‘We are currently working intensively on eradicating an influx of moth. Please bear with us as we carry out this essential work.’ Sleuth loves that phrase, ‘an influx of moth’. He’s going to use that as an excuse next time he can’t attend something. 'Sleuth apologises for not appearing today but he is suffering from an influx of moth.' He might use it as his out of office message.
Sleuth and a busy man
Sleuth was at a Manchester Confidential dinner with readers on Thursday. He’s proud to say he drank more than any of the readers, probably put together. On one occasion he was talking to a gentleman and mentioned that he was overstretched with work. “What do you do?” asked Sleuth. “I’m the head chef at Manchester United and every match day I have to feed 6,500 people,” said the man. “Yes,” said his wife, “I don’t see him for three days before a game.” Sleuth stopped complaining about being overworked.
Gooning for it
Sleuth was at New Smithfield Market in Openshaw in the early hours last week, meeting some of the traders and workers there for a film he is making. Sleuth met plenty of characters there, such as this one forklift driver, let's call him Bob, who recounted a story which went something like this:
"About twenty five years ago there were these two young lads who played for the market football team. Really talented young lads, unbelievably good. So good that Arsenal got wind of them and invited them down for a trial. These market lads didn't have the means to get down to London, so the club sent them up £25 each to get a train and a hotel when they arrived. These lads had never had that much money in their hands before, so needless to say, they got pissed as farts on the way down. When they got to London, they fell off the train, so the bloke from Arsenal put them on the first one back to Manchester. They still work here..."
Sleuth doesn't know if it's true. Sleuth doesn't even care if its true.
The death of hipsters
Sleuth respects this enterprising trader outside Victoria Station for tapping into the zeitgeist, but does it signal the end of hipsterdom as we know it? It reminds Sleuth of Danny the drug dealer in Withnail and I, lamenting the close of the Sixties: "They're selling hippie wigs in Woolworth's, man. The greatest decade in the history of mankind is over.”
Sleuth and his fair weather tourists

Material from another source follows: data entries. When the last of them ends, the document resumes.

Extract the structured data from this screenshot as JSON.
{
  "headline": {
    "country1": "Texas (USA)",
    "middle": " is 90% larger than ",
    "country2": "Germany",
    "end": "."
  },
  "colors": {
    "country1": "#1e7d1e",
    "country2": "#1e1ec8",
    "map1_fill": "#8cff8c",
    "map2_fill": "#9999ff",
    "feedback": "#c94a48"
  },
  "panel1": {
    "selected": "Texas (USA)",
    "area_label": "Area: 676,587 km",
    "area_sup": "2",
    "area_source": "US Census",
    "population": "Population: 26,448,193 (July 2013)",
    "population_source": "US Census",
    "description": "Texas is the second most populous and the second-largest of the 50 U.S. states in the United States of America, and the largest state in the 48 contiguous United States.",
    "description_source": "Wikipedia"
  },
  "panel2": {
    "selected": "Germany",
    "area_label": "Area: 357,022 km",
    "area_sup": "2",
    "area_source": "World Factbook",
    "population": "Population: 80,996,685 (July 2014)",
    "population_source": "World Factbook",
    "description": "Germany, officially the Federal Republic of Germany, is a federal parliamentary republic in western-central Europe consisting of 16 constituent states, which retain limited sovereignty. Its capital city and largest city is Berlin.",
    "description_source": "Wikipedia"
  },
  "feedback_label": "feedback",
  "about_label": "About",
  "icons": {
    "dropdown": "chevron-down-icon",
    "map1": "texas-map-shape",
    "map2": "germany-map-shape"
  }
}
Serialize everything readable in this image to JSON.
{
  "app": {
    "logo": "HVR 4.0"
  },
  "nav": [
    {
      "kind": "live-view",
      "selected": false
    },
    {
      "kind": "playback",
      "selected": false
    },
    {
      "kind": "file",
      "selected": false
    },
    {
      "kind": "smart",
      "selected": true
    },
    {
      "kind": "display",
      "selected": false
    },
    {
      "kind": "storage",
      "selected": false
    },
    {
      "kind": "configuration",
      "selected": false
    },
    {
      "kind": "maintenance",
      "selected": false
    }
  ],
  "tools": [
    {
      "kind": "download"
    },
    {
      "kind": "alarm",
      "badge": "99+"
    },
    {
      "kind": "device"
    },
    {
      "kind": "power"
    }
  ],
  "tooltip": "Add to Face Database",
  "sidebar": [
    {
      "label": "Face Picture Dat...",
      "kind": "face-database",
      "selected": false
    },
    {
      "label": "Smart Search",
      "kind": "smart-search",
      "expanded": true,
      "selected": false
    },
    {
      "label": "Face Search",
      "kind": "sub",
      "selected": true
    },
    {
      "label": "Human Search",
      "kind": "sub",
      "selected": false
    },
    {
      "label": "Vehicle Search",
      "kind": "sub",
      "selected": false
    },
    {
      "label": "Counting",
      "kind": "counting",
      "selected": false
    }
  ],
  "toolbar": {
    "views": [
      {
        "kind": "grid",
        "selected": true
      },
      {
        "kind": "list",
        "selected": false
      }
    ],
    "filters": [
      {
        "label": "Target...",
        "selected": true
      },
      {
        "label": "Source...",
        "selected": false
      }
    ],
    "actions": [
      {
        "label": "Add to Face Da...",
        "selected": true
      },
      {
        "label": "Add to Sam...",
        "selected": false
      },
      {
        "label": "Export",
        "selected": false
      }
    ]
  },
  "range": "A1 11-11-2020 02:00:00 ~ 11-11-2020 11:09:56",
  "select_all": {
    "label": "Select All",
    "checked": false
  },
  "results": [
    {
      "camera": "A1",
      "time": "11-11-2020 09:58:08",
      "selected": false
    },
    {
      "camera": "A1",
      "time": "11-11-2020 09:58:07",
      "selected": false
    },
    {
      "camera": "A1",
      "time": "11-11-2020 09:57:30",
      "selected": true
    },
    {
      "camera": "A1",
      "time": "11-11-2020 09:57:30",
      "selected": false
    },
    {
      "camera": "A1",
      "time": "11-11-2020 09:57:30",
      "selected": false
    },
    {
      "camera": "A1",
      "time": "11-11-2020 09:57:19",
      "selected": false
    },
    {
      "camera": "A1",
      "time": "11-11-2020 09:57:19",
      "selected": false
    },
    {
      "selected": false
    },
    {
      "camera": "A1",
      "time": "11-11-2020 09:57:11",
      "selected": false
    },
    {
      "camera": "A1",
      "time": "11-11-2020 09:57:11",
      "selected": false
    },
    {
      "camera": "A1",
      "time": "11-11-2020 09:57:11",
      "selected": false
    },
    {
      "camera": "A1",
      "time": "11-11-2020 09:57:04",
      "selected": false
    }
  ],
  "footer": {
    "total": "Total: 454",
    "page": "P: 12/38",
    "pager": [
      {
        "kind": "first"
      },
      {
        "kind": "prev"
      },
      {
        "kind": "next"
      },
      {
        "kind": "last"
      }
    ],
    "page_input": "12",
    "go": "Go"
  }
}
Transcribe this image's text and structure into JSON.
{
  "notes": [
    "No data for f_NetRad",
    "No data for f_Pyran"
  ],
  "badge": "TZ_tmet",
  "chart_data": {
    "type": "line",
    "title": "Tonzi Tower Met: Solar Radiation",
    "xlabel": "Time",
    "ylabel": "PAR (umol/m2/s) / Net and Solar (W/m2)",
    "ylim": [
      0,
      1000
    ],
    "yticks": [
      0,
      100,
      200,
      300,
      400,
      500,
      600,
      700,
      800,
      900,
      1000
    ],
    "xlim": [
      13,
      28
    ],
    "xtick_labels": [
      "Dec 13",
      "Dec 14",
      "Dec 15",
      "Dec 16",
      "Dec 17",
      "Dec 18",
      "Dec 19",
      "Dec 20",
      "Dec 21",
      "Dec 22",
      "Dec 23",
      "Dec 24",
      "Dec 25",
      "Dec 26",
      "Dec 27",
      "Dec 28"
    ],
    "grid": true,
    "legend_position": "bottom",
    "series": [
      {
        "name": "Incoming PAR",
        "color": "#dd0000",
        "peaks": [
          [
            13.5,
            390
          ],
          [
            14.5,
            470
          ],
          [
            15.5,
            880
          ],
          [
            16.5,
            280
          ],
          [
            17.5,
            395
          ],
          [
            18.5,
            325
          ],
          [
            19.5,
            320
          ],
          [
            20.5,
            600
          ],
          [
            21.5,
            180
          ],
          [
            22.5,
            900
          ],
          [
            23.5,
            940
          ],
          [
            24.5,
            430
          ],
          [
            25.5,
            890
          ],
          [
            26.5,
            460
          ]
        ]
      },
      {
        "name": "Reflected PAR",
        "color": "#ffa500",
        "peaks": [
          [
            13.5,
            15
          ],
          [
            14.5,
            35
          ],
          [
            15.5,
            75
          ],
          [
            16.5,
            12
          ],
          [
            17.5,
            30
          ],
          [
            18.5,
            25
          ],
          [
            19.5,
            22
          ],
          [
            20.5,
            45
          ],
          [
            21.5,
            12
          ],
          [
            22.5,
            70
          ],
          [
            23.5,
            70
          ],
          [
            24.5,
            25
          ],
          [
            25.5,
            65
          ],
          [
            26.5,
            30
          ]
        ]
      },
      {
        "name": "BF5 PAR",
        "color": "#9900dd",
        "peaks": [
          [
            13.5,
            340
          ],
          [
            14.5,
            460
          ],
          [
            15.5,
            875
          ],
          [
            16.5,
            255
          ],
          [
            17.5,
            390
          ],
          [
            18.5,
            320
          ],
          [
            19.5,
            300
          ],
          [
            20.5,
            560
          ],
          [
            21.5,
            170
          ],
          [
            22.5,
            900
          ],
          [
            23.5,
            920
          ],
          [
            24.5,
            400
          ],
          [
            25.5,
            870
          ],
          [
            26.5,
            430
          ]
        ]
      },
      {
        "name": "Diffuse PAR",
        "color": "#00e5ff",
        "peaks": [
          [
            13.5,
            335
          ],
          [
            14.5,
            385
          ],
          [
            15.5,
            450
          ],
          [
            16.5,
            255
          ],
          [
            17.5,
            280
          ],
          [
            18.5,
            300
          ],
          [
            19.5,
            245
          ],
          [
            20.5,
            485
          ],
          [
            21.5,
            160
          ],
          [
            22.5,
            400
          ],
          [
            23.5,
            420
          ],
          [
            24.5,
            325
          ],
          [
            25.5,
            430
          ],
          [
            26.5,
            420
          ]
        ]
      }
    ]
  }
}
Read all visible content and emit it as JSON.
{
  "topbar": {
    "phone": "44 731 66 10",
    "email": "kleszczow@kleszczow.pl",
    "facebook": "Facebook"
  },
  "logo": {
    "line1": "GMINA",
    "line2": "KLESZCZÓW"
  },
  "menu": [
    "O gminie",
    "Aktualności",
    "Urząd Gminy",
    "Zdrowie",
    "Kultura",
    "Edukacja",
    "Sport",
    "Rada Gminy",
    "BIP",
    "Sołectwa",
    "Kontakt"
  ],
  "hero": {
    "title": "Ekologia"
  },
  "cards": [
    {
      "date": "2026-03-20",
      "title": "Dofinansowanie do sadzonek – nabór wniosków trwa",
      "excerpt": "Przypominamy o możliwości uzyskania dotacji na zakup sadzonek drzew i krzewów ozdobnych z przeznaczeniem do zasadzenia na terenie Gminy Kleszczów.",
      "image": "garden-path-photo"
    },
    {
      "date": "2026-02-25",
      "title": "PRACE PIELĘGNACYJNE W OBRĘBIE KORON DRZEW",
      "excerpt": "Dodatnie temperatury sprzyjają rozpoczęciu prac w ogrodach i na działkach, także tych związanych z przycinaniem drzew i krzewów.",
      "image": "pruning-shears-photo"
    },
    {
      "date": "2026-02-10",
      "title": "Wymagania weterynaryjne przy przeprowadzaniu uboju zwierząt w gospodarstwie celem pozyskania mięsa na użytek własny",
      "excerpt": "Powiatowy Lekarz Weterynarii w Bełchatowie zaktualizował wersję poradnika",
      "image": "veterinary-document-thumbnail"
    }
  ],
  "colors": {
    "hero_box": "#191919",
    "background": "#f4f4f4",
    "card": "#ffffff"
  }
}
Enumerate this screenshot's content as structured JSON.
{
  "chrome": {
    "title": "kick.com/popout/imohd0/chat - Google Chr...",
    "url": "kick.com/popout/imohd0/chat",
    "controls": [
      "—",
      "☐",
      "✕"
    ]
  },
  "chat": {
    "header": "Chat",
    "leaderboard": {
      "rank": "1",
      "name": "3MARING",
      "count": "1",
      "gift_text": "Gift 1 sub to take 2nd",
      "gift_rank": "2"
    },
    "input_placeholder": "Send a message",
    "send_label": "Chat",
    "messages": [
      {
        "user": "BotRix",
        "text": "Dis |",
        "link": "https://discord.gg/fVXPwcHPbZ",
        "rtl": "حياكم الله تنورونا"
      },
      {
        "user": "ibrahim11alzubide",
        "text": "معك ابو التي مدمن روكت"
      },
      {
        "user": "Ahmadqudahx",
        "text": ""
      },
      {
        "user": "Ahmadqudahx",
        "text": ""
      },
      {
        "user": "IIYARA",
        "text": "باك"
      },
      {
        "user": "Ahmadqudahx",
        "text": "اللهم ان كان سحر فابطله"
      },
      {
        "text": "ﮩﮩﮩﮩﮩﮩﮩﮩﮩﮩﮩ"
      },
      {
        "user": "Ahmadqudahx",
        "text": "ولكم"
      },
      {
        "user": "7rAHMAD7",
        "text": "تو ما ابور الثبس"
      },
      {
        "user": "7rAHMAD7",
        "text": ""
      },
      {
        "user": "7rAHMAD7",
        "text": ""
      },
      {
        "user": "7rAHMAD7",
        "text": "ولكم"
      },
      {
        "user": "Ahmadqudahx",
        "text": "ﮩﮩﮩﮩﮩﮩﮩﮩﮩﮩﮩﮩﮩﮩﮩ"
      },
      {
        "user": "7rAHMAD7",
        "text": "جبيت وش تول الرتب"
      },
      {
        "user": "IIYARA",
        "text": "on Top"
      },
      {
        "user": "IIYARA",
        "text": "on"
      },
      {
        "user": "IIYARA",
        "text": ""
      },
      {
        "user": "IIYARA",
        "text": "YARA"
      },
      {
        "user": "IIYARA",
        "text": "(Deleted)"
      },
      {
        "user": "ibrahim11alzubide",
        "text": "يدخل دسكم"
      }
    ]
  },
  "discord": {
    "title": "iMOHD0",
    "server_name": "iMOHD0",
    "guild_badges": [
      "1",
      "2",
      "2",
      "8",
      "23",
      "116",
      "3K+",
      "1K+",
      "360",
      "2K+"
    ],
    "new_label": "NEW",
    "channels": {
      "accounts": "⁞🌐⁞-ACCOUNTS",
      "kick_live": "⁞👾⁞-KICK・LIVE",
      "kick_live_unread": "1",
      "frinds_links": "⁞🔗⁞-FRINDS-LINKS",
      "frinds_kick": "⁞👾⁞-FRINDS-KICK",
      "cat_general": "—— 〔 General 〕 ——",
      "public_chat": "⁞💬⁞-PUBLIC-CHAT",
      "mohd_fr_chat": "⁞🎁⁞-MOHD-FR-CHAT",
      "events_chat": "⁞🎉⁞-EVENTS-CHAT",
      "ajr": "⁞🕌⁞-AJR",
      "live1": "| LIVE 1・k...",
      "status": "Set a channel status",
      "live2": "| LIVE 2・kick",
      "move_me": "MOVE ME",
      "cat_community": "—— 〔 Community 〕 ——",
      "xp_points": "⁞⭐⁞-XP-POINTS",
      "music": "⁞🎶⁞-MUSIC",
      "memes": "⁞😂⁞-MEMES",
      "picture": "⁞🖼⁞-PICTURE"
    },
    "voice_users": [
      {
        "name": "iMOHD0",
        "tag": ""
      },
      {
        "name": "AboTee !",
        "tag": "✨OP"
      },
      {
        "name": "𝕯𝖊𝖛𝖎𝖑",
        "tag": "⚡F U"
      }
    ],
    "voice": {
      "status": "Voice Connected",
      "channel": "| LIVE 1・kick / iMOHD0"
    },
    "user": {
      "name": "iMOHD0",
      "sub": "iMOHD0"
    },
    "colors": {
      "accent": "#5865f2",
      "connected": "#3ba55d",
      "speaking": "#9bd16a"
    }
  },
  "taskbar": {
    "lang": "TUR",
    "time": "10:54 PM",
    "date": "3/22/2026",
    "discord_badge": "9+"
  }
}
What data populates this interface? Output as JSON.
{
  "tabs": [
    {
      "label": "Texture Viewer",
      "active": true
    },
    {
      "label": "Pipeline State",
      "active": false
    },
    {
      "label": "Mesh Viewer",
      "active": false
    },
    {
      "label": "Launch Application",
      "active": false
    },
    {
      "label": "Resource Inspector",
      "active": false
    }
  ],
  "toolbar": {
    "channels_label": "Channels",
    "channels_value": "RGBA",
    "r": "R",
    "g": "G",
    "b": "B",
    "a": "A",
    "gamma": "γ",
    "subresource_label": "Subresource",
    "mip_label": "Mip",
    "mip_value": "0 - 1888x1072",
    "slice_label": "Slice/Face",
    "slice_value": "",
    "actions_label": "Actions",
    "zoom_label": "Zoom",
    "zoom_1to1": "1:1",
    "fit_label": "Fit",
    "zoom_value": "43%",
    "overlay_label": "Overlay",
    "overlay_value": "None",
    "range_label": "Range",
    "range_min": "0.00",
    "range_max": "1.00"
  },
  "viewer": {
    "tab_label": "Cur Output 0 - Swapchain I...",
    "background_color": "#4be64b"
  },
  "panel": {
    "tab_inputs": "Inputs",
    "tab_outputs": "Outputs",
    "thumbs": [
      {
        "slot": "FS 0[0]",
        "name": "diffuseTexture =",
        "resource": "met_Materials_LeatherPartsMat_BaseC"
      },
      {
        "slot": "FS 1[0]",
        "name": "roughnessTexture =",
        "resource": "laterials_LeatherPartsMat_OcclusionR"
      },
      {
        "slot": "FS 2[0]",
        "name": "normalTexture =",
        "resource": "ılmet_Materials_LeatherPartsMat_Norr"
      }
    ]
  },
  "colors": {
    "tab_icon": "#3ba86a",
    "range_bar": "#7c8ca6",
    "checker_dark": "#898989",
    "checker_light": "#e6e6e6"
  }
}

Sleuth was taking some lovely tourists around Chetham’s last Saturday. After the tour he said to them: “Sleuth always likes that last photograph of his groups. Eh? What do you mean you’re cold?”